## [Work to complete]
Your answer should be every line of the records that contains the word "handle".
Material shown Block Start
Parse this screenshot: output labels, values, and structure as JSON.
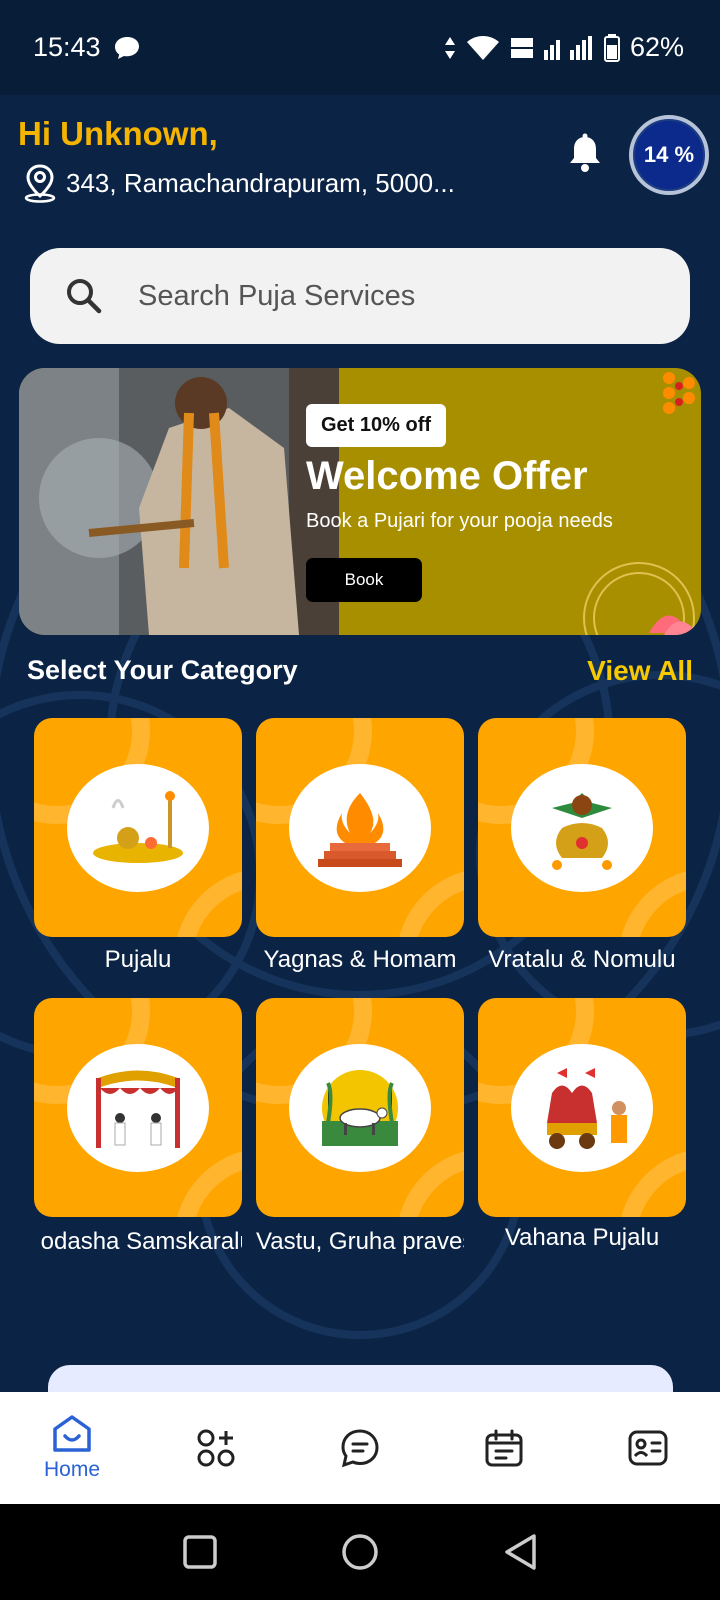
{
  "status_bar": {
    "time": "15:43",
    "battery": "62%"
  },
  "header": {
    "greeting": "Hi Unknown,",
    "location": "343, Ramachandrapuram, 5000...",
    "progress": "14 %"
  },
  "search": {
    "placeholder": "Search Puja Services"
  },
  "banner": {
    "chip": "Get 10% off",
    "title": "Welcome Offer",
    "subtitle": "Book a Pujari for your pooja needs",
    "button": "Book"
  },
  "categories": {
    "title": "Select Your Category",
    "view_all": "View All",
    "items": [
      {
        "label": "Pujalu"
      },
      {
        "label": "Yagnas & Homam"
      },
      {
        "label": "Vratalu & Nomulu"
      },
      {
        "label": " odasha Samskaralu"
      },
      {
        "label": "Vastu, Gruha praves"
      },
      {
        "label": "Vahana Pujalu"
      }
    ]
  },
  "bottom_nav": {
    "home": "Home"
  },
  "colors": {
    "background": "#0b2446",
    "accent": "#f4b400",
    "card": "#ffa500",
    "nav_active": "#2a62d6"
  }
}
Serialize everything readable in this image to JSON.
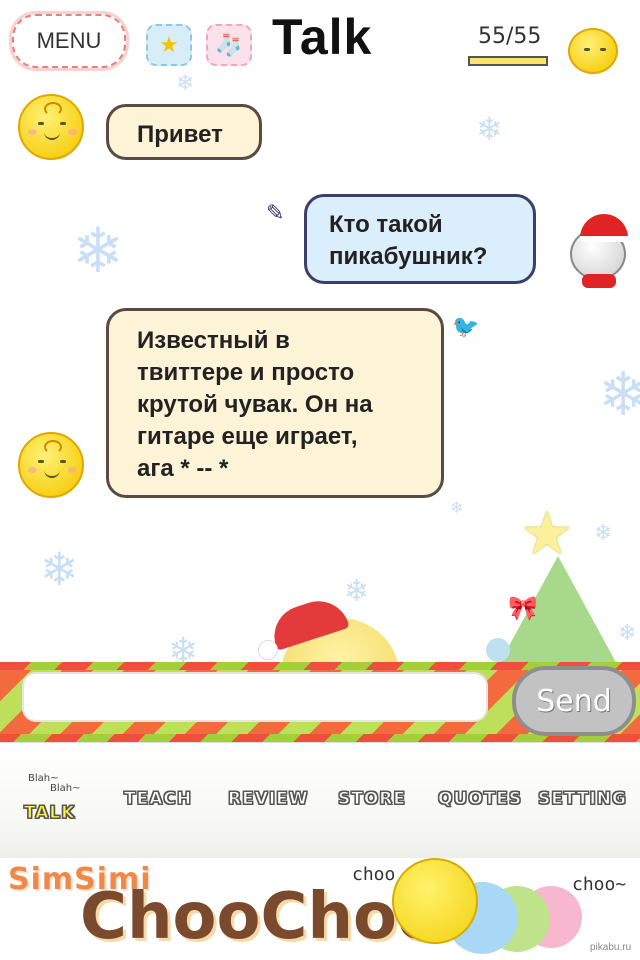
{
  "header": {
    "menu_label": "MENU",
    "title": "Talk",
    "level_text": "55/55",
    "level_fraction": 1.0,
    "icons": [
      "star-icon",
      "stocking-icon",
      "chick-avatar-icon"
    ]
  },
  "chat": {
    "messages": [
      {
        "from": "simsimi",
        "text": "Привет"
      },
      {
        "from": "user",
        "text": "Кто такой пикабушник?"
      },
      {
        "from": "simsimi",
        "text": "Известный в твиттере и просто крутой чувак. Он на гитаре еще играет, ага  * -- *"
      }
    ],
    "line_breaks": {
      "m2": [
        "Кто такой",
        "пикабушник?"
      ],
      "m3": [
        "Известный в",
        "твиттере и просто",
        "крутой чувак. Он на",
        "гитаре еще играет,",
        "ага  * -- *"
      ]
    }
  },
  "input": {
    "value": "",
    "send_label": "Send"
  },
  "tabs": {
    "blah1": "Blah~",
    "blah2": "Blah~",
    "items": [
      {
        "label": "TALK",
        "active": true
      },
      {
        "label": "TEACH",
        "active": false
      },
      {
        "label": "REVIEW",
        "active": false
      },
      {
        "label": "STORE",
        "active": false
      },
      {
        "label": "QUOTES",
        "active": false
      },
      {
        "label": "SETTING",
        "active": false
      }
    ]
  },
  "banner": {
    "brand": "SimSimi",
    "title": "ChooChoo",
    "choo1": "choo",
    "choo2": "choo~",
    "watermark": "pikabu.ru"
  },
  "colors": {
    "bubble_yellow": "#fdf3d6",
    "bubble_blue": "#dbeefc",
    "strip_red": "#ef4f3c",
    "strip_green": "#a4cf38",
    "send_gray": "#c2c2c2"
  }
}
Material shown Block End
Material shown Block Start
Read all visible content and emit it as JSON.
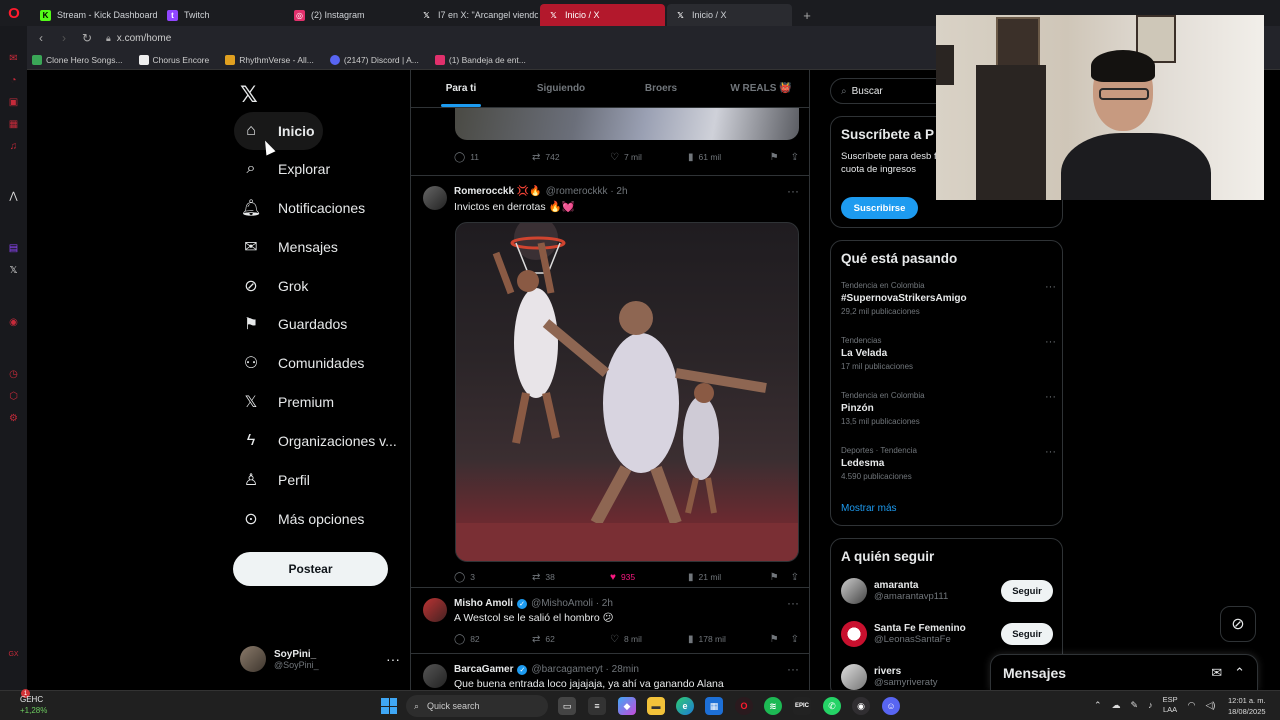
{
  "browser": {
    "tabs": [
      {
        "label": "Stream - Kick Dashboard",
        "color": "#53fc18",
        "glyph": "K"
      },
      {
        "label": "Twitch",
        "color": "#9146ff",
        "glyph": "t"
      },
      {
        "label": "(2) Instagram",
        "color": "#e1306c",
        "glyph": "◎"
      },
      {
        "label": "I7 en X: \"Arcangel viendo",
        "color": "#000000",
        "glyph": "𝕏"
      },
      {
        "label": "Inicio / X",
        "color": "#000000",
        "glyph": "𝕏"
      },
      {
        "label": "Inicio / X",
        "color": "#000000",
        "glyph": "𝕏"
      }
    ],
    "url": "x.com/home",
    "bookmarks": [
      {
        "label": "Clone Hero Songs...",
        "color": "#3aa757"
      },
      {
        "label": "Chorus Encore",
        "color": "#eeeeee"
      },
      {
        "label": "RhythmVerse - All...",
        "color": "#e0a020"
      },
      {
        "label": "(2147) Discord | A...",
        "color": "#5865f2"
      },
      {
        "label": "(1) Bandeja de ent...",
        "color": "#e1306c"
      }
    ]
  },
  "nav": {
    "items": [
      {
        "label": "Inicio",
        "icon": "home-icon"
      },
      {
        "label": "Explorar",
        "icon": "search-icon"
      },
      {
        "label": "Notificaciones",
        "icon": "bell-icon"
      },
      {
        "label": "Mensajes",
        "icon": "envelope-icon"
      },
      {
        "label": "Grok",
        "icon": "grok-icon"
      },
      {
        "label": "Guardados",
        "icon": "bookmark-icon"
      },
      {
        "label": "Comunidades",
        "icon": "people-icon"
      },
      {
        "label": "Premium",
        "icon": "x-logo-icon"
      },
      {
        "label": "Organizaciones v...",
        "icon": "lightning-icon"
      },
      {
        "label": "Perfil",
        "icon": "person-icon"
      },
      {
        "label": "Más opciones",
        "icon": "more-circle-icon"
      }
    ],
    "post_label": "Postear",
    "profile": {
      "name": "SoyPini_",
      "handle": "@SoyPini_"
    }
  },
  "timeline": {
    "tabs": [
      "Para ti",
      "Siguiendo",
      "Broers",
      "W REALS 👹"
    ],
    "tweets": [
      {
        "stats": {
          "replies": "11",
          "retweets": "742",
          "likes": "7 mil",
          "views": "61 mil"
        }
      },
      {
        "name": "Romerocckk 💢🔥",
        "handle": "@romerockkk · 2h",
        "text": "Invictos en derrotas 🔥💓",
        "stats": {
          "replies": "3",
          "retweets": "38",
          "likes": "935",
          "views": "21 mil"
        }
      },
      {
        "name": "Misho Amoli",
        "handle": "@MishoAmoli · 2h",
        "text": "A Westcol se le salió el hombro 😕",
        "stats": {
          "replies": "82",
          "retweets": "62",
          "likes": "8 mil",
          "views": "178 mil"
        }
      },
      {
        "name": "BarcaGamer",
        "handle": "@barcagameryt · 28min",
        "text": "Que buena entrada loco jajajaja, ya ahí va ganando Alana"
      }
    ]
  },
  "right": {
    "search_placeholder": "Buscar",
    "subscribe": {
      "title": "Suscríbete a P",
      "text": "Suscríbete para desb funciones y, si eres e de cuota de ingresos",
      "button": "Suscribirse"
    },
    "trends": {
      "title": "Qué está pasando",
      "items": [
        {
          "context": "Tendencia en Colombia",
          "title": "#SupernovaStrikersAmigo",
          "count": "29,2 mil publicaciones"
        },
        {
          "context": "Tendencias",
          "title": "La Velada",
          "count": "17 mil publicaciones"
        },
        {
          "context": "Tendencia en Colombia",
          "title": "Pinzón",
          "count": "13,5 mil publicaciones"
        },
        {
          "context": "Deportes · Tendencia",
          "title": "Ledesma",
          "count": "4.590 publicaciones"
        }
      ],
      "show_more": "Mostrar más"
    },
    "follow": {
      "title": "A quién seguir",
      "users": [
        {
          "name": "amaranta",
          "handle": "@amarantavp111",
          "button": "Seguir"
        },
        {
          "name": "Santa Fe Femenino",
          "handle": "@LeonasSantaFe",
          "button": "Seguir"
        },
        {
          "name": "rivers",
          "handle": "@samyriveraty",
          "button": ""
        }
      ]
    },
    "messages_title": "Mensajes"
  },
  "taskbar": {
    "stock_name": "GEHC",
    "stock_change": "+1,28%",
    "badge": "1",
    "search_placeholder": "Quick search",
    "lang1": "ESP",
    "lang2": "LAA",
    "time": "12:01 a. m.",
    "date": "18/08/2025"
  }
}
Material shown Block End
## [Written solution]
      "handle": "@SoyPini_"
        "handle": "@romerockkk · 2h",
        "handle": "@MishoAmoli · 2h",
        "handle": "@barcagameryt · 28min",
          "handle": "@amarantavp111",
          "handle": "@LeonasSantaFe",
          "handle": "@samyriveraty",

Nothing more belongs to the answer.